In the Studio Director’s Letter: 2021 Retrospective Matt Firor indicates that they will be looking to tell a more traditional “Elder Scrolls” story in 2022 rather than an “end of the world invasion”. I think taking a break from the world ended storylines will be a nice change of pace, and maybe we can get more DLC content like Orsinium that tells a great story with some world-building elements focused on Tamriel.

I think in 2022 Zenimax has a great base to start with from the new systems implemented in 2021. While my wishlist for ESO includes several things: the continued evolution of CP 2.0, a new race… Maormer (Sea Elves), new class, and spell crafting. Realistically, I would be happy with minor improvements to the current systems, a great story, and a few new companions. 

I would love to see old characters we have formed connections with from previous adventures implemented as companions. Maybe the developers can have a flag in the system so when on certain questlines a specific companion cannot be summoned due to their involvement in the story. After all, who doesn’t want to adventure with Eveli or Arox.

What would you like to see in ESO for 2022? Let me know in the comments.


Kevin Chick

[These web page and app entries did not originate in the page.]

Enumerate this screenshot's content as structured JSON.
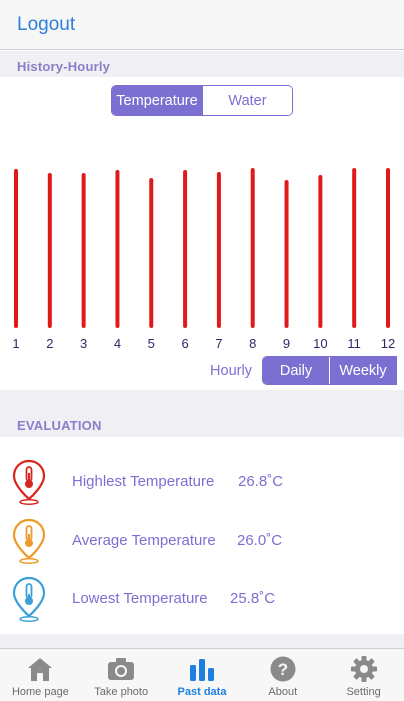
{
  "topbar": {
    "logout_label": "Logout"
  },
  "history": {
    "header": "History-Hourly",
    "tabs": [
      {
        "label": "Temperature",
        "active": true
      },
      {
        "label": "Water",
        "active": false
      }
    ]
  },
  "chart_data": {
    "type": "bar",
    "categories": [
      "1",
      "2",
      "3",
      "4",
      "5",
      "6",
      "7",
      "8",
      "9",
      "10",
      "11",
      "12"
    ],
    "values": [
      155,
      151,
      151,
      154,
      146,
      154,
      152,
      156,
      144,
      149,
      156,
      156
    ],
    "bar_color": "#e01a1a",
    "title": "",
    "xlabel": "",
    "ylabel": ""
  },
  "range": {
    "options": [
      {
        "label": "Hourly",
        "active": false
      },
      {
        "label": "Daily",
        "active": true
      },
      {
        "label": "Weekly",
        "active": true
      }
    ]
  },
  "evaluation": {
    "header": "EVALUATION",
    "rows": [
      {
        "label": "Highlest Temperature",
        "value": "26.8˚C",
        "icon": "red-thermometer-pin-icon",
        "color": "#d9261c"
      },
      {
        "label": "Average Temperature",
        "value": "26.0˚C",
        "icon": "orange-thermometer-pin-icon",
        "color": "#ee9a2a"
      },
      {
        "label": "Lowest Temperature",
        "value": "25.8˚C",
        "icon": "blue-thermometer-pin-icon",
        "color": "#3aa0d8"
      }
    ]
  },
  "tabbar": {
    "items": [
      {
        "label": "Home page",
        "icon": "home-icon",
        "active": false
      },
      {
        "label": "Take photo",
        "icon": "camera-icon",
        "active": false
      },
      {
        "label": "Past data",
        "icon": "bar-chart-icon",
        "active": true
      },
      {
        "label": "About",
        "icon": "question-icon",
        "active": false
      },
      {
        "label": "Setting",
        "icon": "gear-icon",
        "active": false
      }
    ]
  },
  "colors": {
    "accent": "#7b6fd1",
    "link": "#2f7fd6",
    "active_tab": "#1f7fe0",
    "section_bg": "#efeff4"
  }
}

Kevin "Xevrin" is an avid gamer having started playing video games on an Apple III with the Wizardry Series and Questron before the age of 10. In junior high, he branched out into tabletop gaming with the release of D&D 2nd Edition. During his first year of university, Everquest was released combining both of his favorite activities.